Instructions to follow
Among the lines below, count those that include "true", and state the count alone.

Interface dataset entries
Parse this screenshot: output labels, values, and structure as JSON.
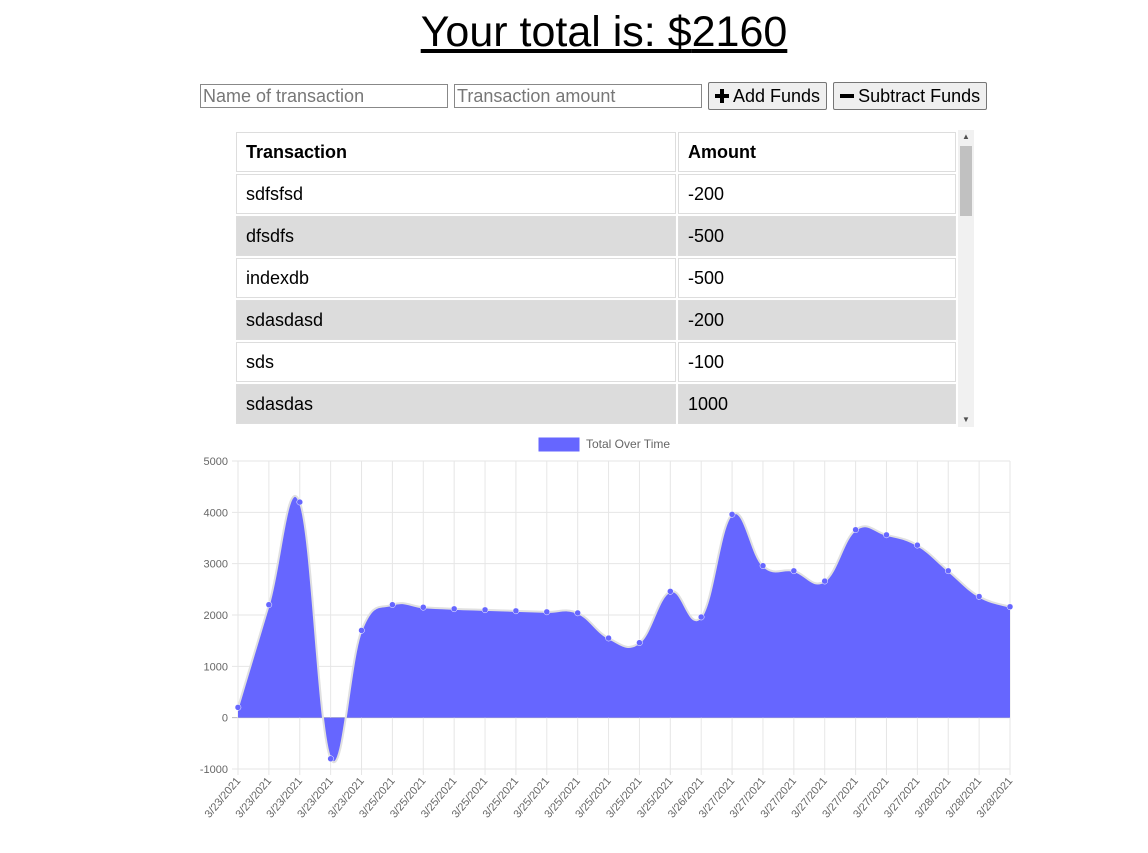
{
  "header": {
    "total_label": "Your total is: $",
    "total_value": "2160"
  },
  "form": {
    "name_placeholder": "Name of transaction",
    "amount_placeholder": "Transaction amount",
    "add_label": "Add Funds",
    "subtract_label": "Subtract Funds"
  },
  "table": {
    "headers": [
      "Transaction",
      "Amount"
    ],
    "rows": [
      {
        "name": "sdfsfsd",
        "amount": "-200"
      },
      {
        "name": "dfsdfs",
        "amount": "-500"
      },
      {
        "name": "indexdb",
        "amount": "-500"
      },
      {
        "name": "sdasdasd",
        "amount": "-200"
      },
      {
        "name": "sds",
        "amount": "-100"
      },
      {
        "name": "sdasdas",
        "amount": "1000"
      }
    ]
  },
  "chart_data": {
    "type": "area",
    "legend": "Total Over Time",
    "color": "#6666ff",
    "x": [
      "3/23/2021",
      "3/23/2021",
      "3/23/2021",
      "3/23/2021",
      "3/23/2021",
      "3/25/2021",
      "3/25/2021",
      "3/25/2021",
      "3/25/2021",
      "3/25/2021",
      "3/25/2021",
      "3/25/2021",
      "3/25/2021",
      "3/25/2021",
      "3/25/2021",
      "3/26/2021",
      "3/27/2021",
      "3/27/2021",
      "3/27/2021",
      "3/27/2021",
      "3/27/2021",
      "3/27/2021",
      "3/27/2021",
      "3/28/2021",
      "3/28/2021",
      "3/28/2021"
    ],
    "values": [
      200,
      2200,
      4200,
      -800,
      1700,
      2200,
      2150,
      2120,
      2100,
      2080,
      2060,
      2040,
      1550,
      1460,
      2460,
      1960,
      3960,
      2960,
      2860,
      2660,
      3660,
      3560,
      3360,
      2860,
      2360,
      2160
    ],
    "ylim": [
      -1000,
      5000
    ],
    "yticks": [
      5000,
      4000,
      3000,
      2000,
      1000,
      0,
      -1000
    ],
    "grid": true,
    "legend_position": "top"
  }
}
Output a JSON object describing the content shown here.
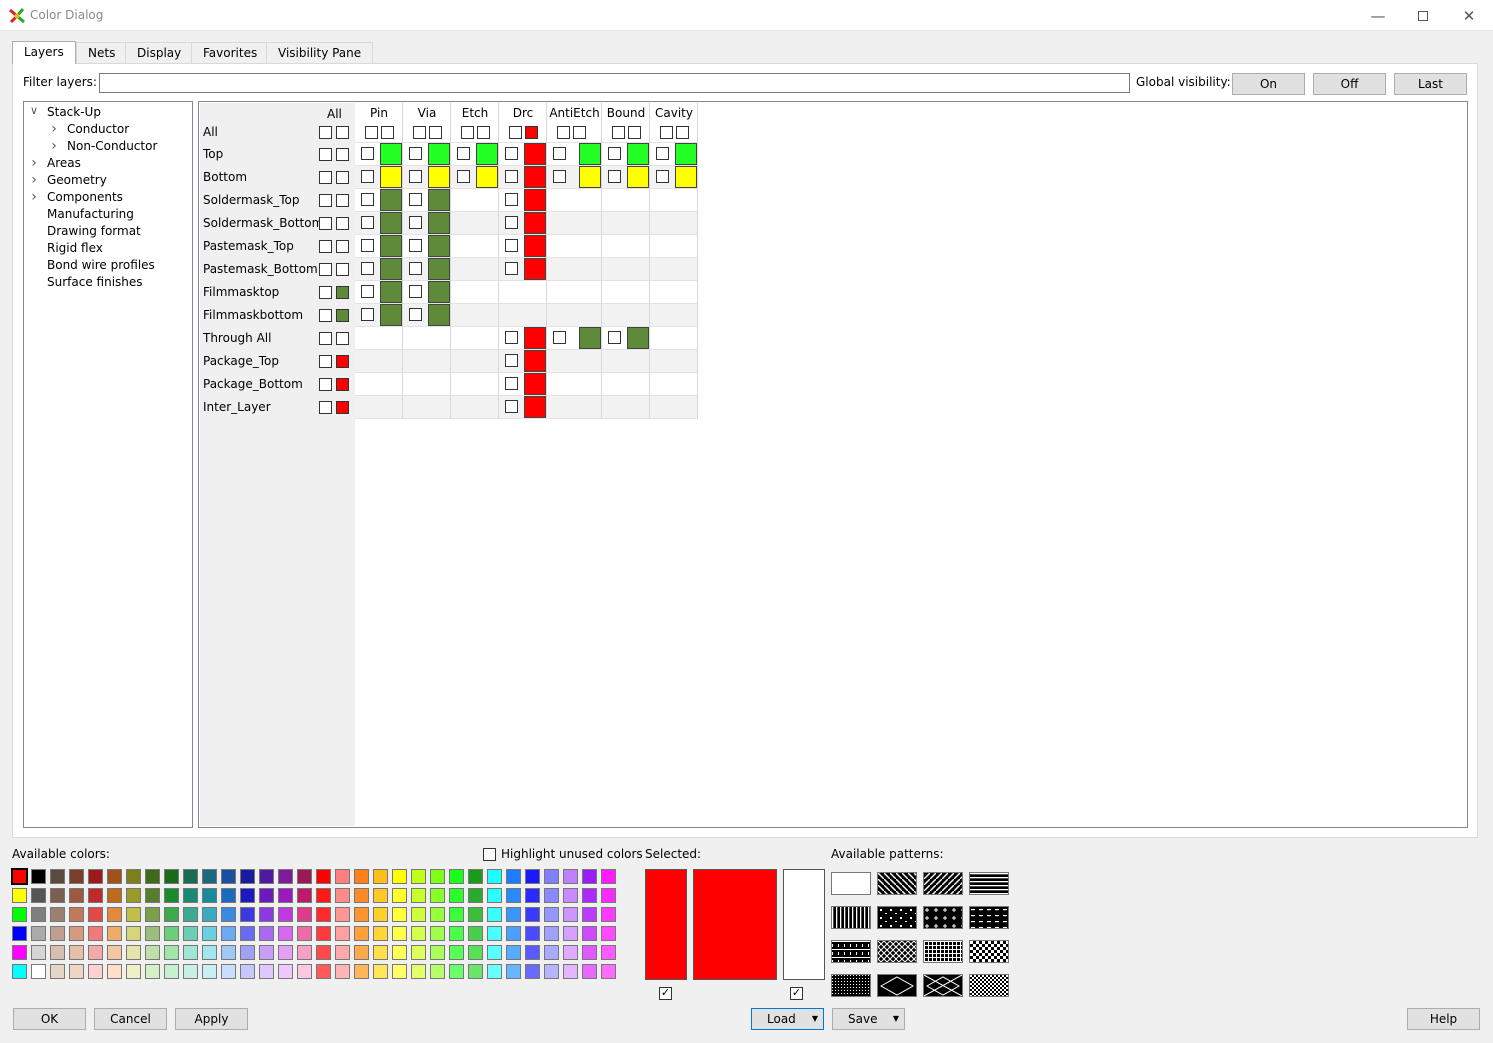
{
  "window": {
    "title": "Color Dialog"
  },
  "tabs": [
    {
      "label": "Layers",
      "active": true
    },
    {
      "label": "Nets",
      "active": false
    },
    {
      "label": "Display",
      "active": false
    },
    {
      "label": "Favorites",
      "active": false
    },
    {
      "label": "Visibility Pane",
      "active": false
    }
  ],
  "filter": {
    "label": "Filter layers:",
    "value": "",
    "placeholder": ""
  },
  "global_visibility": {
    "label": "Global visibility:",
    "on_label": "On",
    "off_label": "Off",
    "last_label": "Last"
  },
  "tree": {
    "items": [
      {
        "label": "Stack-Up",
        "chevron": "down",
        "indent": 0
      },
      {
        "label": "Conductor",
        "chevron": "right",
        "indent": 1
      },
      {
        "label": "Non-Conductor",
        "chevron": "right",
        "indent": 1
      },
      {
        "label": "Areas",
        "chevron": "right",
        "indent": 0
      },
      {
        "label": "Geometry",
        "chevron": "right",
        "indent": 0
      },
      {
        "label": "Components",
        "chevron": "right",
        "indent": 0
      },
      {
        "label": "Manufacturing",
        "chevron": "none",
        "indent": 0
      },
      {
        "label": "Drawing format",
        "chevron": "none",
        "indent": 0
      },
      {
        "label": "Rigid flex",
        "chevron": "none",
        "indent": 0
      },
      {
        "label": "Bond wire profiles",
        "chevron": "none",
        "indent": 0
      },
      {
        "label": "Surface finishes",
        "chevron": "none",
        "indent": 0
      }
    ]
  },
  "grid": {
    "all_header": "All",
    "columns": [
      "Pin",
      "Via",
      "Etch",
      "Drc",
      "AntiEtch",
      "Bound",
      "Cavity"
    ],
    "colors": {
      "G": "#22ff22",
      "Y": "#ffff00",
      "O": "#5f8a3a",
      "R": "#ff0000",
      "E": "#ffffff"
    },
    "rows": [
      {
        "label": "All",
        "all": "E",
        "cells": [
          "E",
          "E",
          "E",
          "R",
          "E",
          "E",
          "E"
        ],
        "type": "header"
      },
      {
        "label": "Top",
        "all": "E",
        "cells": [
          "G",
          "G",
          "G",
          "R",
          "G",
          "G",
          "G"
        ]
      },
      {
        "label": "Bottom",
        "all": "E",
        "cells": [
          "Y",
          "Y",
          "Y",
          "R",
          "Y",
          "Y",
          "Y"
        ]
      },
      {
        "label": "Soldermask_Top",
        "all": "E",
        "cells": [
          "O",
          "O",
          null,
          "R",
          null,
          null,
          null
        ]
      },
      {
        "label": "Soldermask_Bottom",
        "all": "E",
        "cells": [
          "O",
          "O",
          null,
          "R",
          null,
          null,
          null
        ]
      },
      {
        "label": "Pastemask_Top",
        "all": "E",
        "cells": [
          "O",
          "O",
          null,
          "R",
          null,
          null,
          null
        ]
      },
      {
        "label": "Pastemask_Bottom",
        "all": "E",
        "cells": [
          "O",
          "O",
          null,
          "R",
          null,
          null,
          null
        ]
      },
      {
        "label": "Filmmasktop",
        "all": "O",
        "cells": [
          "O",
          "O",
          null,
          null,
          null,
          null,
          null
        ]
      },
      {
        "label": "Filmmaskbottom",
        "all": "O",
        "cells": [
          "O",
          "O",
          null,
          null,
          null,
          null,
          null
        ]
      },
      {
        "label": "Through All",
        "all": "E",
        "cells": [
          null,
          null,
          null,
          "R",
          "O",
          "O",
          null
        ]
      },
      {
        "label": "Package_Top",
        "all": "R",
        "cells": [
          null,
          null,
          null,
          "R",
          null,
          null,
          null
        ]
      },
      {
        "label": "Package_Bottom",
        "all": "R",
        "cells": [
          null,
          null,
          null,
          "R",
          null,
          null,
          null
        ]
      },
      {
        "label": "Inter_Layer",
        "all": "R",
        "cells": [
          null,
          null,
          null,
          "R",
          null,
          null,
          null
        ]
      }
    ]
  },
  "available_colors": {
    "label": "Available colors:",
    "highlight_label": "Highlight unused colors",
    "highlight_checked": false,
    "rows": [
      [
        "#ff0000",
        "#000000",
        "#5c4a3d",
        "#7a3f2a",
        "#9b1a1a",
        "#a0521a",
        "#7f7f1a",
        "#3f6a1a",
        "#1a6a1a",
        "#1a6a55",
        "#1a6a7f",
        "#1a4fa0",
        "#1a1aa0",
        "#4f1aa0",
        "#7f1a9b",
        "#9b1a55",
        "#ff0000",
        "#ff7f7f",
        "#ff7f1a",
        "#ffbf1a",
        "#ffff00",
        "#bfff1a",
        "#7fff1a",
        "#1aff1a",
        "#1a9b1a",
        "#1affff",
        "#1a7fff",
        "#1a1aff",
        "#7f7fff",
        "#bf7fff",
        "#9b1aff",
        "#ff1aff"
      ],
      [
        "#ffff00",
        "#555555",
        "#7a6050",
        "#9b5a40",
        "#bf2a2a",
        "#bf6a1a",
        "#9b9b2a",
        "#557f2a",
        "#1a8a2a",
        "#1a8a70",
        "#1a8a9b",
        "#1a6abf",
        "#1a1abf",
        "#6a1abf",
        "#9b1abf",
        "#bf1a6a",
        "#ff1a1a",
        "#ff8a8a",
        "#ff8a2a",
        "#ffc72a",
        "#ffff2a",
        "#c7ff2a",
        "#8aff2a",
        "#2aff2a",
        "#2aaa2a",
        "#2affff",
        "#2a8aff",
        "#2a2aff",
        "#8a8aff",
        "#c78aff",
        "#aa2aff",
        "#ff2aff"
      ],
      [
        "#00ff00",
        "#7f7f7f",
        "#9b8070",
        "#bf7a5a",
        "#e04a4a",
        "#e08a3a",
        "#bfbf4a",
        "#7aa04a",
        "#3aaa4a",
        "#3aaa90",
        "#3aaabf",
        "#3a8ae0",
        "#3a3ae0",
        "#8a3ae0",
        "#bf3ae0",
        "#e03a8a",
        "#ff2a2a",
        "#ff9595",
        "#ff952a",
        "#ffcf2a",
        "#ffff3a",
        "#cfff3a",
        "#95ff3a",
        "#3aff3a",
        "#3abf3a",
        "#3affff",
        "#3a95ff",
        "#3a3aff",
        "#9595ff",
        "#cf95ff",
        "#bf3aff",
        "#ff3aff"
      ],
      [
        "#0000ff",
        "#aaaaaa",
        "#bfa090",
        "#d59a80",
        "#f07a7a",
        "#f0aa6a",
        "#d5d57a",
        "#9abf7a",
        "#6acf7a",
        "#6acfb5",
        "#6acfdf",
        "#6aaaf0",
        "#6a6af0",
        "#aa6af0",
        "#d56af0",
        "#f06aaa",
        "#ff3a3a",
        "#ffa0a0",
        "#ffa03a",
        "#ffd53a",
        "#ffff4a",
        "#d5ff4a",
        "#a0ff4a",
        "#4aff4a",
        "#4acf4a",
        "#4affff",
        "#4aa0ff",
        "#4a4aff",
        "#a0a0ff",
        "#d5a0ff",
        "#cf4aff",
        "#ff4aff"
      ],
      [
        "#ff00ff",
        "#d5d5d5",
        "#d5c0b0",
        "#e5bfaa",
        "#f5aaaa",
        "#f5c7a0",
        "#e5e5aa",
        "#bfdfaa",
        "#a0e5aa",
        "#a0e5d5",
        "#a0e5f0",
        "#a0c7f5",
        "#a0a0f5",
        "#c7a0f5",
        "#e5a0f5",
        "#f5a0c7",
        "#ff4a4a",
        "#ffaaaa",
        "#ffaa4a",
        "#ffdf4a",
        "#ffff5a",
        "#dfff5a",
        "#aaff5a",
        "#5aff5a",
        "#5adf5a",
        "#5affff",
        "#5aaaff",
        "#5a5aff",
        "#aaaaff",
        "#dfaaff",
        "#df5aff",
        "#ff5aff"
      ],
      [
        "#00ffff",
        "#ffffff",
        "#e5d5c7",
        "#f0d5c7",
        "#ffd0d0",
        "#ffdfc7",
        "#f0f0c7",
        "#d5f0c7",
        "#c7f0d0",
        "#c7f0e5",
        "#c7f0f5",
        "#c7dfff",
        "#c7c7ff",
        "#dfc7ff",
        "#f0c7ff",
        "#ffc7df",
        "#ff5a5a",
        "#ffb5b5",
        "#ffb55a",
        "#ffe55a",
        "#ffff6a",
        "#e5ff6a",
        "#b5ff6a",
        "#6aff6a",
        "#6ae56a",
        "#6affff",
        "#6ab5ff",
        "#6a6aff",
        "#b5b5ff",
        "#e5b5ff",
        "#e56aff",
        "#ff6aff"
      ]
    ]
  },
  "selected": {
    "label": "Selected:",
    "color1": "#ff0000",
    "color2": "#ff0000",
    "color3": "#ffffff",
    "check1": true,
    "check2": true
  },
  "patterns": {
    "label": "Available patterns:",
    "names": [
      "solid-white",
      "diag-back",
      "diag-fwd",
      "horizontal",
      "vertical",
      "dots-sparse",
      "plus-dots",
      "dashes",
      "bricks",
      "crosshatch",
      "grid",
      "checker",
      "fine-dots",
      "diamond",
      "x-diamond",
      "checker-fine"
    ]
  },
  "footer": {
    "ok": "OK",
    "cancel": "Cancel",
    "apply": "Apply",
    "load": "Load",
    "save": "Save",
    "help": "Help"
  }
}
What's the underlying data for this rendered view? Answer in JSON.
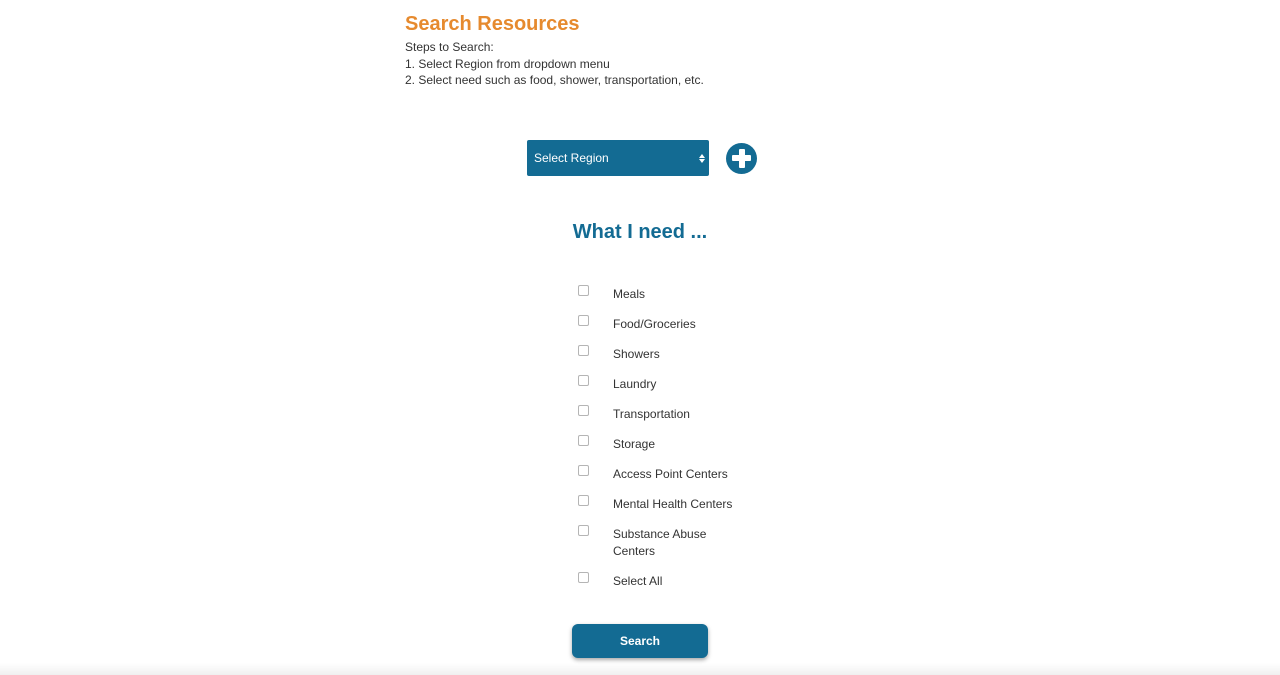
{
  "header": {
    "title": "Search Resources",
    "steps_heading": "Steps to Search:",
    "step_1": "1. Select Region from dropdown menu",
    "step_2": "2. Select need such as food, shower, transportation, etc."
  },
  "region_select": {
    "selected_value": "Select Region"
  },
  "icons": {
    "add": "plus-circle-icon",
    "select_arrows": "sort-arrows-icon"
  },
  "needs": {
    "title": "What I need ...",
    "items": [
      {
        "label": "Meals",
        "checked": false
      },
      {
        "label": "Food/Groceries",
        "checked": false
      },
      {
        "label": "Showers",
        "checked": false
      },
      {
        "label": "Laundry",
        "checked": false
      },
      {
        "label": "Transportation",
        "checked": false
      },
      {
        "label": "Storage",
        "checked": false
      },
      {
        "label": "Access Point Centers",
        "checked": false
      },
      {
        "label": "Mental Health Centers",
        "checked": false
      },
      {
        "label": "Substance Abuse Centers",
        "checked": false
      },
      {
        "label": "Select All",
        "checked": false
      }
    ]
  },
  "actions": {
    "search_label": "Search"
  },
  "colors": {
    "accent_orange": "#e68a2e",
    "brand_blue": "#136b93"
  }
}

Response area
4